## Task objective
Without the pictures, output all of the data exactly.
[[ Listed entries, beginning ]]
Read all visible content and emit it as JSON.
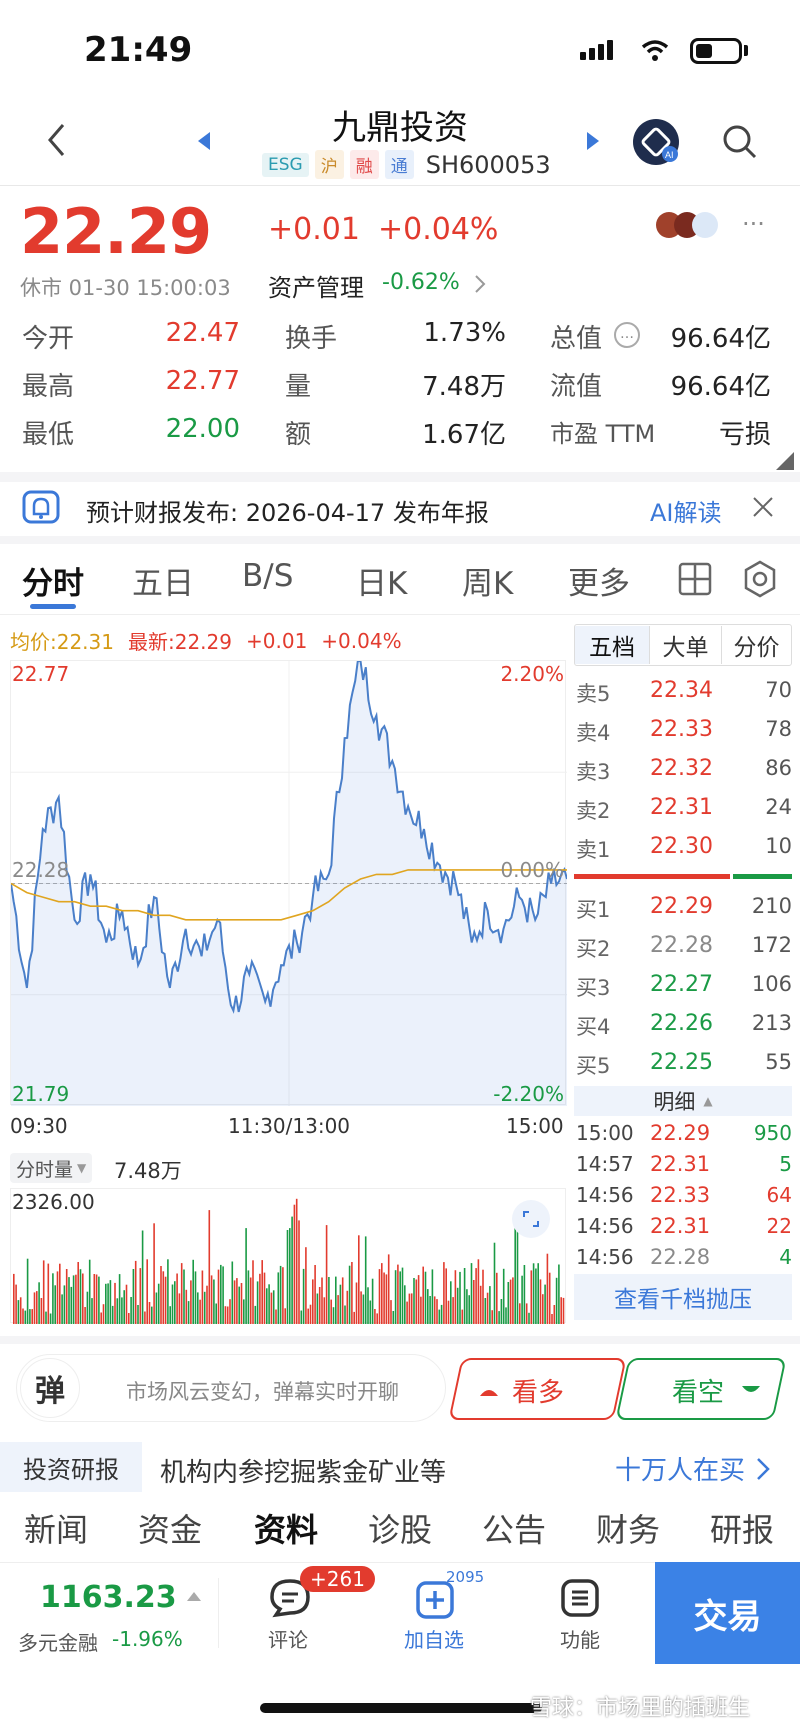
{
  "status_bar": {
    "time": "21:49"
  },
  "header": {
    "title": "九鼎投资",
    "tags": [
      "ESG",
      "沪",
      "融",
      "通"
    ],
    "code": "SH600053"
  },
  "quote": {
    "price": "22.29",
    "change": "+0.01",
    "change_pct": "+0.04%",
    "market_status": "休市 01-30 15:00:03",
    "sector": "资产管理",
    "sector_change": "-0.62%",
    "more": "···",
    "stats": [
      {
        "label": "今开",
        "value": "22.47",
        "color": "red"
      },
      {
        "label": "换手",
        "value": "1.73%",
        "color": "black"
      },
      {
        "label": "总值",
        "value": "96.64亿",
        "color": "black"
      },
      {
        "label": "最高",
        "value": "22.77",
        "color": "red"
      },
      {
        "label": "量",
        "value": "7.48万",
        "color": "black"
      },
      {
        "label": "流值",
        "value": "96.64亿",
        "color": "black"
      },
      {
        "label": "最低",
        "value": "22.00",
        "color": "green"
      },
      {
        "label": "额",
        "value": "1.67亿",
        "color": "black"
      },
      {
        "label": "市盈 TTM",
        "value": "亏损",
        "color": "black"
      }
    ]
  },
  "notice": {
    "text": "预计财报发布: 2026-04-17 发布年报",
    "ai_label": "AI解读"
  },
  "chart_tabs": [
    "分时",
    "五日",
    "B/S",
    "日K",
    "周K",
    "更多"
  ],
  "intraday": {
    "avg_label": "均价:22.31",
    "latest_label": "最新:22.29",
    "latest_change": "+0.01",
    "latest_pct": "+0.04%",
    "y_high": "22.77",
    "y_mid": "22.28",
    "y_low": "21.79",
    "pct_high": "2.20%",
    "pct_mid": "0.00%",
    "pct_low": "-2.20%",
    "time_start": "09:30",
    "time_mid": "11:30/13:00",
    "time_end": "15:00",
    "volume_selector": "分时量",
    "volume_total": "7.48万",
    "volume_max": "2326.00"
  },
  "chart_data": {
    "type": "line",
    "x_range": [
      "09:30",
      "15:00"
    ],
    "ylim": [
      21.79,
      22.77
    ],
    "series": [
      {
        "name": "最新",
        "values": [
          22.28,
          22.05,
          22.4,
          22.47,
          22.2,
          22.3,
          22.15,
          22.22,
          22.1,
          22.25,
          22.05,
          22.18,
          22.12,
          22.2,
          22.0,
          22.08,
          22.02,
          22.1,
          22.15,
          22.25,
          22.3,
          22.6,
          22.77,
          22.65,
          22.55,
          22.45,
          22.4,
          22.32,
          22.28,
          22.15,
          22.22,
          22.18,
          22.25,
          22.2,
          22.28,
          22.29
        ]
      },
      {
        "name": "均价",
        "values": [
          22.28,
          22.26,
          22.25,
          22.24,
          22.24,
          22.23,
          22.23,
          22.22,
          22.22,
          22.21,
          22.21,
          22.2,
          22.2,
          22.2,
          22.2,
          22.2,
          22.2,
          22.2,
          22.21,
          22.22,
          22.24,
          22.27,
          22.29,
          22.3,
          22.3,
          22.31,
          22.31,
          22.31,
          22.31,
          22.31,
          22.31,
          22.31,
          22.31,
          22.31,
          22.31,
          22.31
        ]
      }
    ]
  },
  "order_book": {
    "tabs": [
      "五档",
      "大单",
      "分价"
    ],
    "asks": [
      {
        "label": "卖5",
        "price": "22.34",
        "vol": "70"
      },
      {
        "label": "卖4",
        "price": "22.33",
        "vol": "78"
      },
      {
        "label": "卖3",
        "price": "22.32",
        "vol": "86"
      },
      {
        "label": "卖2",
        "price": "22.31",
        "vol": "24"
      },
      {
        "label": "卖1",
        "price": "22.30",
        "vol": "10"
      }
    ],
    "bids": [
      {
        "label": "买1",
        "price": "22.29",
        "vol": "210",
        "color": "red"
      },
      {
        "label": "买2",
        "price": "22.28",
        "vol": "172",
        "color": "gray"
      },
      {
        "label": "买3",
        "price": "22.27",
        "vol": "106",
        "color": "green"
      },
      {
        "label": "买4",
        "price": "22.26",
        "vol": "213",
        "color": "green"
      },
      {
        "label": "买5",
        "price": "22.25",
        "vol": "55",
        "color": "green"
      }
    ],
    "detail_label": "明细",
    "trades": [
      {
        "time": "15:00",
        "price": "22.29",
        "vol": "950",
        "pcolor": "red",
        "vcolor": "green"
      },
      {
        "time": "14:57",
        "price": "22.31",
        "vol": "5",
        "pcolor": "red",
        "vcolor": "green"
      },
      {
        "time": "14:56",
        "price": "22.33",
        "vol": "64",
        "pcolor": "red",
        "vcolor": "red"
      },
      {
        "time": "14:56",
        "price": "22.31",
        "vol": "22",
        "pcolor": "red",
        "vcolor": "red"
      },
      {
        "time": "14:56",
        "price": "22.28",
        "vol": "4",
        "pcolor": "gray",
        "vcolor": "green"
      }
    ],
    "depth_button": "查看千档抛压"
  },
  "danmu": {
    "icon_char": "弹",
    "placeholder": "市场风云变幻，弹幕实时开聊",
    "bull": "看多",
    "bear": "看空"
  },
  "research": {
    "tag": "投资研报",
    "text": "机构内参挖掘紫金矿业等",
    "link": "十万人在买"
  },
  "bottom_tabs": [
    "新闻",
    "资金",
    "资料",
    "诊股",
    "公告",
    "财务",
    "研报"
  ],
  "footer": {
    "index_value": "1163.23",
    "index_name": "多元金融",
    "index_change": "-1.96%",
    "comment_label": "评论",
    "comment_badge": "+261",
    "watch_label": "加自选",
    "watch_count": "2095",
    "func_label": "功能",
    "trade_label": "交易"
  },
  "watermark": "雪球：市场里的插班生",
  "colors": {
    "up": "#e23b2e",
    "down": "#1a9a45",
    "accent": "#3b78d8",
    "avg_line": "#e0a520"
  }
}
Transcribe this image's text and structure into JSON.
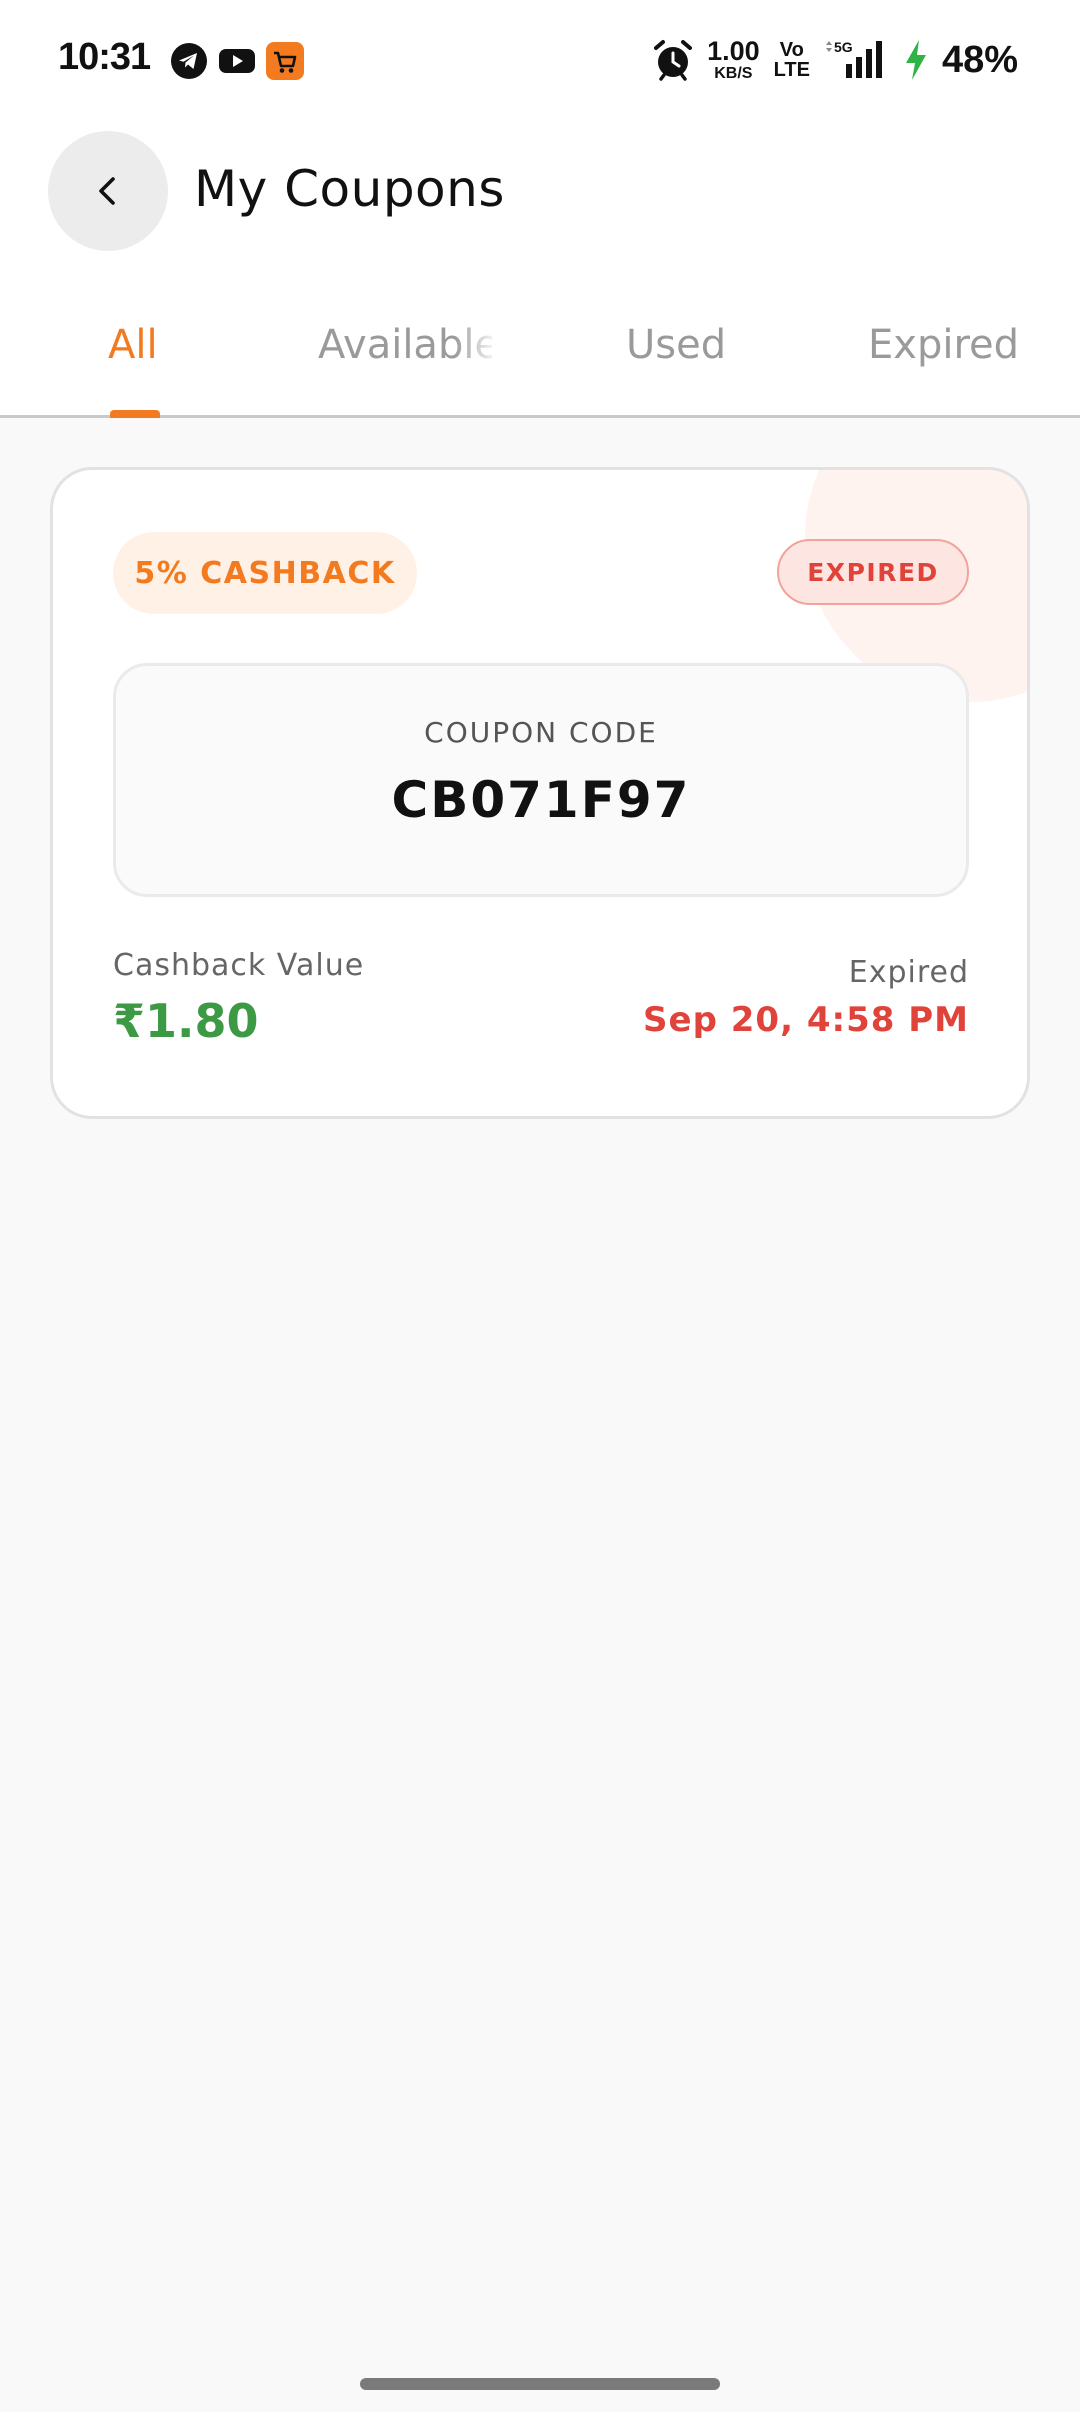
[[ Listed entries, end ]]
## Solution to the exercise
Read all visible content and emit it as JSON.
{
  "status_bar": {
    "time": "21:49"
  },
  "header": {
    "title": "九鼎投资",
    "tags": [
      "ESG",
      "沪",
      "融",
      "通"
    ],
    "code": "SH600053"
  },
  "quote": {
    "price": "22.29",
    "change": "+0.01",
    "change_pct": "+0.04%",
    "market_status": "休市 01-30 15:00:03",
    "sector": "资产管理",
    "sector_change": "-0.62%",
    "more": "···",
    "stats": [
      {
        "label": "今开",
        "value": "22.47",
        "color": "red"
      },
      {
        "label": "换手",
        "value": "1.73%",
        "color": "black"
      },
      {
        "label": "总值",
        "value": "96.64亿",
        "color": "black"
      },
      {
        "label": "最高",
        "value": "22.77",
        "color": "red"
      },
      {
        "label": "量",
        "value": "7.48万",
        "color": "black"
      },
      {
        "label": "流值",
        "value": "96.64亿",
        "color": "black"
      },
      {
        "label": "最低",
        "value": "22.00",
        "color": "green"
      },
      {
        "label": "额",
        "value": "1.67亿",
        "color": "black"
      },
      {
        "label": "市盈 TTM",
        "value": "亏损",
        "color": "black"
      }
    ]
  },
  "notice": {
    "text": "预计财报发布: 2026-04-17 发布年报",
    "ai_label": "AI解读"
  },
  "chart_tabs": [
    "分时",
    "五日",
    "B/S",
    "日K",
    "周K",
    "更多"
  ],
  "intraday": {
    "avg_label": "均价:22.31",
    "latest_label": "最新:22.29",
    "latest_change": "+0.01",
    "latest_pct": "+0.04%",
    "y_high": "22.77",
    "y_mid": "22.28",
    "y_low": "21.79",
    "pct_high": "2.20%",
    "pct_mid": "0.00%",
    "pct_low": "-2.20%",
    "time_start": "09:30",
    "time_mid": "11:30/13:00",
    "time_end": "15:00",
    "volume_selector": "分时量",
    "volume_total": "7.48万",
    "volume_max": "2326.00"
  },
  "chart_data": {
    "type": "line",
    "x_range": [
      "09:30",
      "15:00"
    ],
    "ylim": [
      21.79,
      22.77
    ],
    "series": [
      {
        "name": "最新",
        "values": [
          22.28,
          22.05,
          22.4,
          22.47,
          22.2,
          22.3,
          22.15,
          22.22,
          22.1,
          22.25,
          22.05,
          22.18,
          22.12,
          22.2,
          22.0,
          22.08,
          22.02,
          22.1,
          22.15,
          22.25,
          22.3,
          22.6,
          22.77,
          22.65,
          22.55,
          22.45,
          22.4,
          22.32,
          22.28,
          22.15,
          22.22,
          22.18,
          22.25,
          22.2,
          22.28,
          22.29
        ]
      },
      {
        "name": "均价",
        "values": [
          22.28,
          22.26,
          22.25,
          22.24,
          22.24,
          22.23,
          22.23,
          22.22,
          22.22,
          22.21,
          22.21,
          22.2,
          22.2,
          22.2,
          22.2,
          22.2,
          22.2,
          22.2,
          22.21,
          22.22,
          22.24,
          22.27,
          22.29,
          22.3,
          22.3,
          22.31,
          22.31,
          22.31,
          22.31,
          22.31,
          22.31,
          22.31,
          22.31,
          22.31,
          22.31,
          22.31
        ]
      }
    ]
  },
  "order_book": {
    "tabs": [
      "五档",
      "大单",
      "分价"
    ],
    "asks": [
      {
        "label": "卖5",
        "price": "22.34",
        "vol": "70"
      },
      {
        "label": "卖4",
        "price": "22.33",
        "vol": "78"
      },
      {
        "label": "卖3",
        "price": "22.32",
        "vol": "86"
      },
      {
        "label": "卖2",
        "price": "22.31",
        "vol": "24"
      },
      {
        "label": "卖1",
        "price": "22.30",
        "vol": "10"
      }
    ],
    "bids": [
      {
        "label": "买1",
        "price": "22.29",
        "vol": "210",
        "color": "red"
      },
      {
        "label": "买2",
        "price": "22.28",
        "vol": "172",
        "color": "gray"
      },
      {
        "label": "买3",
        "price": "22.27",
        "vol": "106",
        "color": "green"
      },
      {
        "label": "买4",
        "price": "22.26",
        "vol": "213",
        "color": "green"
      },
      {
        "label": "买5",
        "price": "22.25",
        "vol": "55",
        "color": "green"
      }
    ],
    "detail_label": "明细",
    "trades": [
      {
        "time": "15:00",
        "price": "22.29",
        "vol": "950",
        "pcolor": "red",
        "vcolor": "green"
      },
      {
        "time": "14:57",
        "price": "22.31",
        "vol": "5",
        "pcolor": "red",
        "vcolor": "green"
      },
      {
        "time": "14:56",
        "price": "22.33",
        "vol": "64",
        "pcolor": "red",
        "vcolor": "red"
      },
      {
        "time": "14:56",
        "price": "22.31",
        "vol": "22",
        "pcolor": "red",
        "vcolor": "red"
      },
      {
        "time": "14:56",
        "price": "22.28",
        "vol": "4",
        "pcolor": "gray",
        "vcolor": "green"
      }
    ],
    "depth_button": "查看千档抛压"
  },
  "danmu": {
    "icon_char": "弹",
    "placeholder": "市场风云变幻，弹幕实时开聊",
    "bull": "看多",
    "bear": "看空"
  },
  "research": {
    "tag": "投资研报",
    "text": "机构内参挖掘紫金矿业等",
    "link": "十万人在买"
  },
  "bottom_tabs": [
    "新闻",
    "资金",
    "资料",
    "诊股",
    "公告",
    "财务",
    "研报"
  ],
  "footer": {
    "index_value": "1163.23",
    "index_name": "多元金融",
    "index_change": "-1.96%",
    "comment_label": "评论",
    "comment_badge": "+261",
    "watch_label": "加自选",
    "watch_count": "2095",
    "func_label": "功能",
    "trade_label": "交易"
  },
  "watermark": "雪球：市场里的插班生",
  "colors": {
    "up": "#e23b2e",
    "down": "#1a9a45",
    "accent": "#3b78d8",
    "avg_line": "#e0a520"
  }
}
Transcribe this image's text and structure into JSON.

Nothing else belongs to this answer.